Poker is a card game in which players make wagers with chips that they have purchased or earned. It can be played by 2 or more people and the cards are usually dealt face up. The goal of the game is to have a high-ranked hand, which can be made by forming one of four kinds of hands: A full house contains three cards of the same rank and two matching cards of another rank; a flush contains 5 cards that skip around in rank but are from the same suit; a straight contains five consecutive cards of different ranks; and a pair includes two cards of the same rank plus one unmatched card.
At the start of a poker game, each player purchases a fixed amount of chips, called an “ante” or a “blind bet.” Then the dealer shuffles and deals the cards to the players in turn.
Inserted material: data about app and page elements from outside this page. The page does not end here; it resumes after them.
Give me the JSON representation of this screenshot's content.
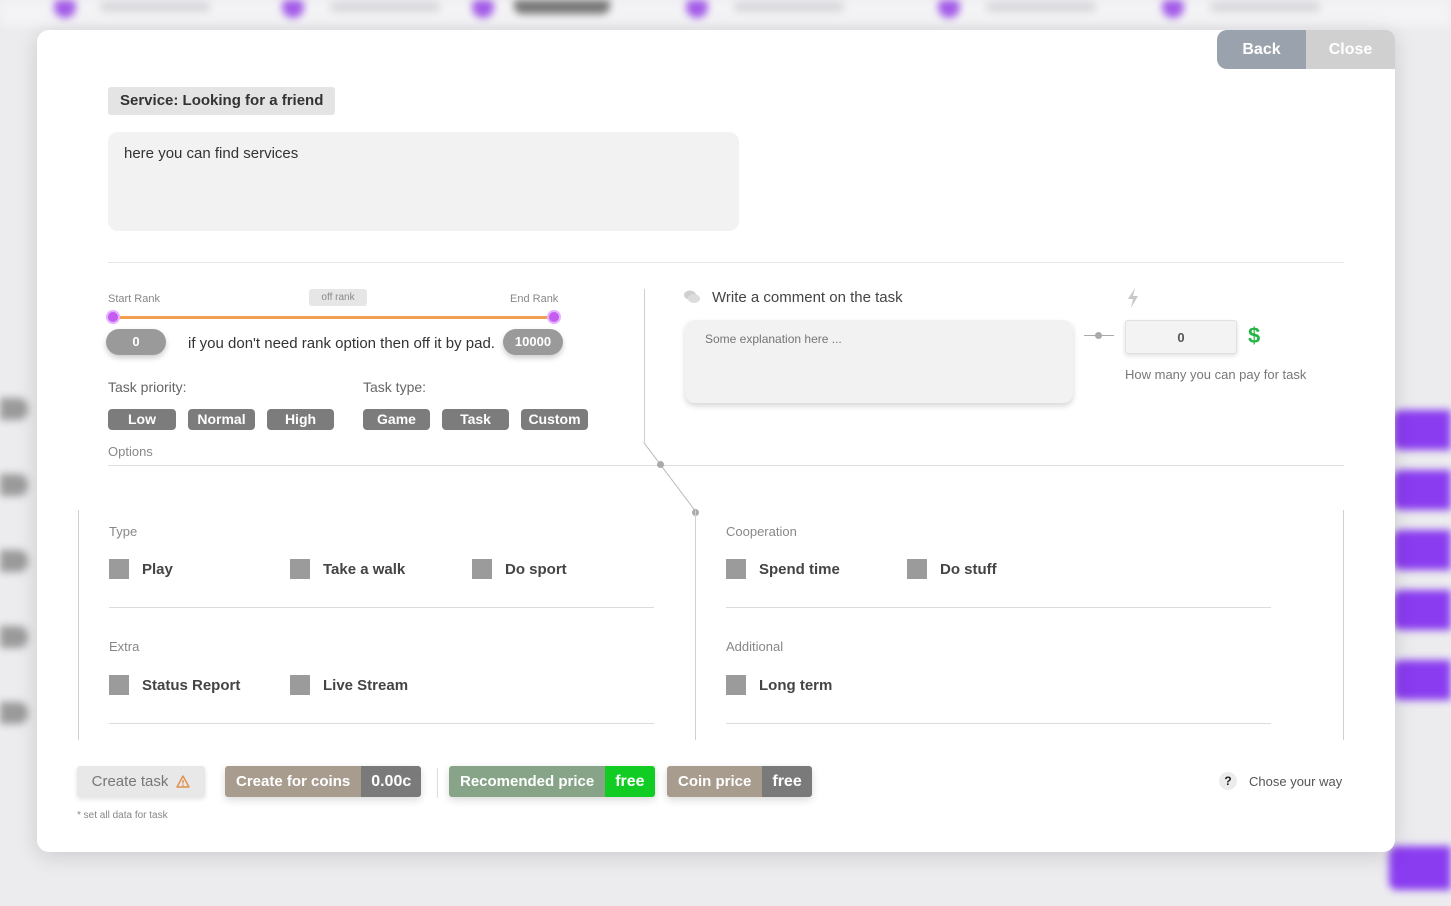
{
  "window": {
    "back_label": "Back",
    "close_label": "Close"
  },
  "service": {
    "tag": "Service: Looking for a friend",
    "description": "here you can find services"
  },
  "rank": {
    "start_label": "Start Rank",
    "end_label": "End Rank",
    "off_rank_label": "off rank",
    "start_value": "0",
    "end_value": "10000",
    "hint": "if you don't need rank option then off it by pad."
  },
  "priority": {
    "label": "Task priority:",
    "options": [
      "Low",
      "Normal",
      "High"
    ]
  },
  "task_type": {
    "label": "Task type:",
    "options": [
      "Game",
      "Task",
      "Custom"
    ]
  },
  "options_label": "Options",
  "comment": {
    "title": "Write a comment on the task",
    "placeholder": "Some explanation here ..."
  },
  "payment": {
    "value": "0",
    "currency_symbol": "$",
    "hint": "How many you can pay for task"
  },
  "groups": {
    "type": {
      "title": "Type",
      "items": [
        "Play",
        "Take a walk",
        "Do sport"
      ]
    },
    "cooperation": {
      "title": "Cooperation",
      "items": [
        "Spend time",
        "Do stuff"
      ]
    },
    "extra": {
      "title": "Extra",
      "items": [
        "Status Report",
        "Live Stream"
      ]
    },
    "additional": {
      "title": "Additional",
      "items": [
        "Long term"
      ]
    }
  },
  "footer": {
    "create_task_label": "Create task",
    "create_note": "* set all data for task",
    "create_coins_label": "Create for coins",
    "create_coins_value": "0.00c",
    "recommended_label": "Recomended price",
    "recommended_value": "free",
    "coin_price_label": "Coin price",
    "coin_price_value": "free",
    "help_icon": "?",
    "help_label": "Chose your way"
  },
  "colors": {
    "knob": "#c45cf0",
    "track": "#f0a050",
    "free_green": "#11cc22",
    "dollar_green": "#22b544"
  }
}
During a betting interval, each player can choose to call the bet by placing a certain number of chips into the pot; raise the bet by putting more chips into the pot than the previous player; or drop (fold), in which case they forfeit any chip they have put into the pot.
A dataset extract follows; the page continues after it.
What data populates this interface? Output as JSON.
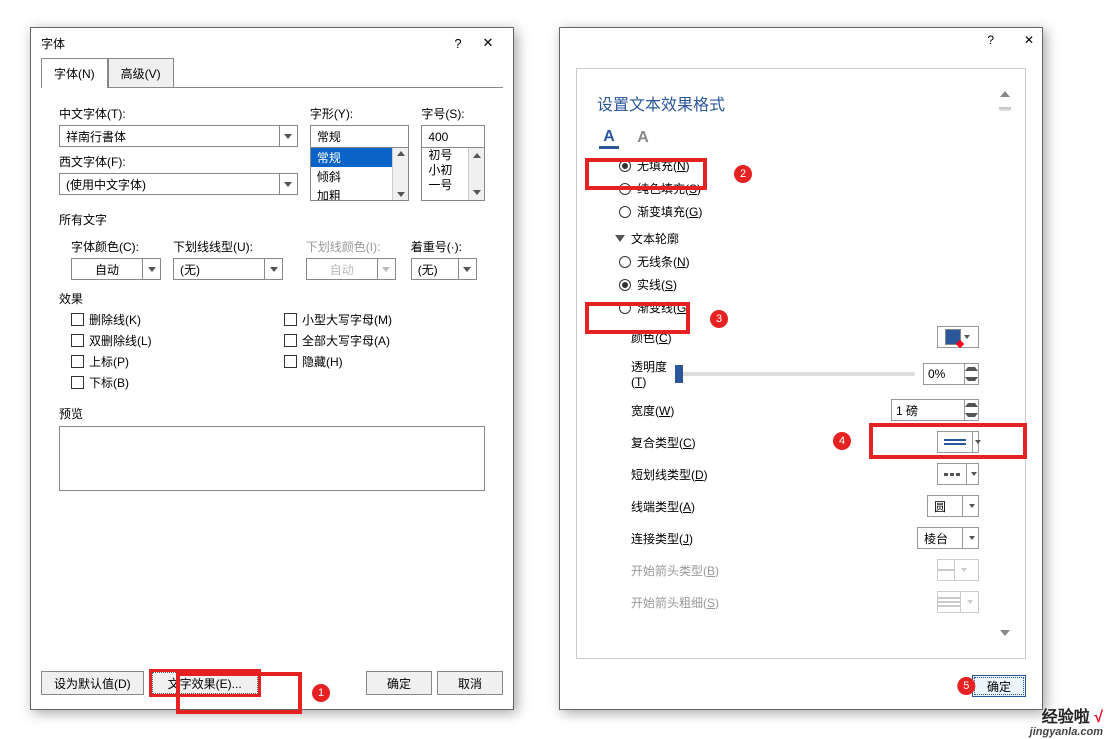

When you play poker, it is important to know how to evaluate your opponents’ hands. A good way to do this is to consider the board and your opponent’s actions. For example, if your opponent checks with a low pair, this could indicate that they are weak and may fold when faced with multiple bets. In this case, you should try to get involved in the pot and bluff often.
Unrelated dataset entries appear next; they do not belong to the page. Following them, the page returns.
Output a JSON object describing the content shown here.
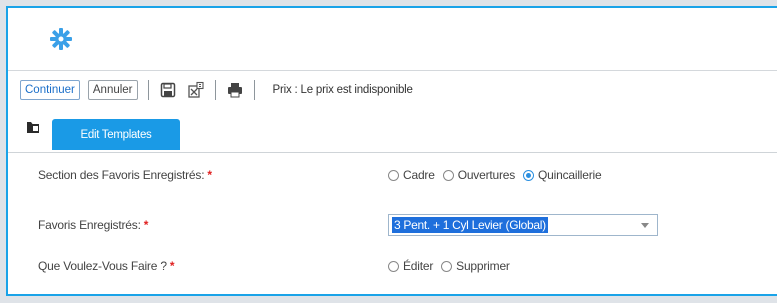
{
  "toolbar": {
    "continue_label": "Continuer",
    "cancel_label": "Annuler",
    "price_text": "Prix : Le prix est indisponible"
  },
  "tabs": [
    {
      "label": "Edit Templates",
      "active": true
    }
  ],
  "form": {
    "section": {
      "label": "Section des Favoris Enregistrés:",
      "required_mark": "*",
      "options": [
        "Cadre",
        "Ouvertures",
        "Quincaillerie"
      ],
      "selected": "Quincaillerie"
    },
    "favorites": {
      "label": "Favoris Enregistrés:",
      "required_mark": "*",
      "selected_value": "3 Pent. + 1 Cyl Levier (Global)"
    },
    "action": {
      "label": "Que Voulez-Vous Faire ?",
      "required_mark": "*",
      "options": [
        "Éditer",
        "Supprimer"
      ],
      "selected": null
    }
  },
  "icons": {
    "gear": "gear-icon",
    "save": "save-icon",
    "export": "export-icon",
    "print": "print-icon",
    "folder": "folder-icon"
  },
  "colors": {
    "accent": "#1a9ae6",
    "frame_border": "#1aa3e8",
    "required": "#e02020",
    "selection": "#1e6fdc"
  }
}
In addition to analyzing your opponents’ hands, it is important to understand how to place bets. In general, you should bet when you have a strong hand and raise only when you have a weak one. You should also learn to read the table, particularly if you are playing against an aggressive player. If you notice that a player is always raising, this should alert you to the fact that they probably have a strong hand and will be difficult to beat.
In order to improve your poker skills, you must develop both the physical and mental parts of the game. This will allow you to maintain focus for long periods of time and keep your emotions in check. While luck will always play a role in poker, the more skill you have, the better your chances of winning. Poker is not easy, but there are many steps that can be taken to improve your game. These include learning the rules, studying bet sizes and position, taking notes, and even discussing your strategy with other players. If you are dedicated to improving your skills, you can become a millionaire on the pro tour!